    The first point concedes too much from the start. It buys into the astronomically unlikely event of life ever happening, essentially accepting the foundation of the creationist argument. The basis of the idea is that all life we know has DNA that spins the same way and uses more or less the same set of base pairs. It doesn't however know what to make of RNA virus or prions. It assumes these are derivative and not precursors to the current regime of life. This position has come under multiple attacks in the intervening years. Let me mention three. The first is that life may not have started on earth at all. This theory suggests that early forms of life rained down on the earth; perhaps knocked off bits of Mars, perhaps some earlier evolution of unknown origin. This is plausible and has some circumstantial evidence to support it like the increasing amount of bacteria at higher levels of the atmosphere--which probably has some other, simpler solution. The second is that life may be more or less the likely outcome of the particular set of natural laws we live in. That the formation of certain crystals in clay or sand may be a practical template for the chemicals needed for early life forms. It's not a crazy lightning strike that reaches out of the sky like the hand of god but the constant, predictable secretion of chemicals by common minerals that sets up a biochemical evolution predating what we would call a biological evolution. The third is compatible with the second but more radical, it claims that our entire theory of life is upside down. We looked at DNA and thought we had found the keystone when actually all we discovered was a late, but hugely successful development. This theory claims that life is primarily a matter of protein and RNA. A computer analogy would be to call DNA the hard drive and the protein/RNA complex the CPU and operating system. I'll not go into many details but I think I've made it clear that the Darwinian Dogma has not always been helpful to science.

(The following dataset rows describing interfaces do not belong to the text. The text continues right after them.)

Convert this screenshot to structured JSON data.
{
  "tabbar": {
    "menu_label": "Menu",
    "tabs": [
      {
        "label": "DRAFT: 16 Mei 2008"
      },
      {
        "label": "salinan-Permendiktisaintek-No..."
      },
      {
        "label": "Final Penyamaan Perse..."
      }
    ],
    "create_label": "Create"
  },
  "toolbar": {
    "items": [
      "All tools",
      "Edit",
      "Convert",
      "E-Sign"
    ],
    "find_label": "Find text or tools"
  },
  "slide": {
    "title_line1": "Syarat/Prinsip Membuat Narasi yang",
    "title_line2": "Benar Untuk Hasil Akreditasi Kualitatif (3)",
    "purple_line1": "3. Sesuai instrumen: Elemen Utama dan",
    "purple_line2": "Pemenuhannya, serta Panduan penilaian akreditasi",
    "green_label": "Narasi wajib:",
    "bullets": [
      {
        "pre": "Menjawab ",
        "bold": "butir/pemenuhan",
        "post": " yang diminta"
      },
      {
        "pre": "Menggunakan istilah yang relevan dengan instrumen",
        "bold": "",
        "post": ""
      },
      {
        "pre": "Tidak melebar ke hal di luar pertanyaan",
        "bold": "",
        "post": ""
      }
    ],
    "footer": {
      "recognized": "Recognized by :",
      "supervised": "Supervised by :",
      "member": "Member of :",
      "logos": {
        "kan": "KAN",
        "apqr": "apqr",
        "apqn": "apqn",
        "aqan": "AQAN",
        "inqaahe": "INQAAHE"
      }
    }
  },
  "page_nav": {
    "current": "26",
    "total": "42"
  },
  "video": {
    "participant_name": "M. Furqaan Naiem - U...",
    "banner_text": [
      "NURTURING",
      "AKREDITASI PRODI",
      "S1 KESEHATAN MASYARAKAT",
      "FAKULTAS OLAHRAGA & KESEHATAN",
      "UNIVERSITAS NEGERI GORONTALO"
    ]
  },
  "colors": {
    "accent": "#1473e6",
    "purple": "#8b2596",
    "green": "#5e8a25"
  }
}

  4. Man! I'm awfully long winded!

    The second point, the constant rate of evolution, was already under attack at the time I took the class. Punctuated evolution certainly seems to fit the fossil record well and recent discoveries, mostly in the 'Junk' DNA, has suggested that the rate of mutation is governed by the level of environmental stress. Exactly what one would expect if you were thinking about the problem scientifically rather than elaborating a dogmatic perspective. Too bad it makes all those pretty math equations useless.

    I've not provided any links to these points. These are just musings I've collected through reading.

  5. All this talk frightens me, not because I haven't thought on it some before but because of the potential implications. I come from an ethical system of freedom, unescapable as I heard alot of things from mentors growing up about its value. The problem with these new capabilities of altering behaviors, thoughts and mental experiences is they can force us to be a way, which we may not wish to be at all. For all the medications that can alter us we have already very few I imagine can alter our fundamental desire of who we want to be, so i imagine that is where the therapy part of 'correctional treatment" will come in. To use a metaphor how is this ethically different from torturing someone to act against his will, as both methods can cause inordinate suffering. But to return to the first sentence it is clearly not "all this talk" but an emerging reality.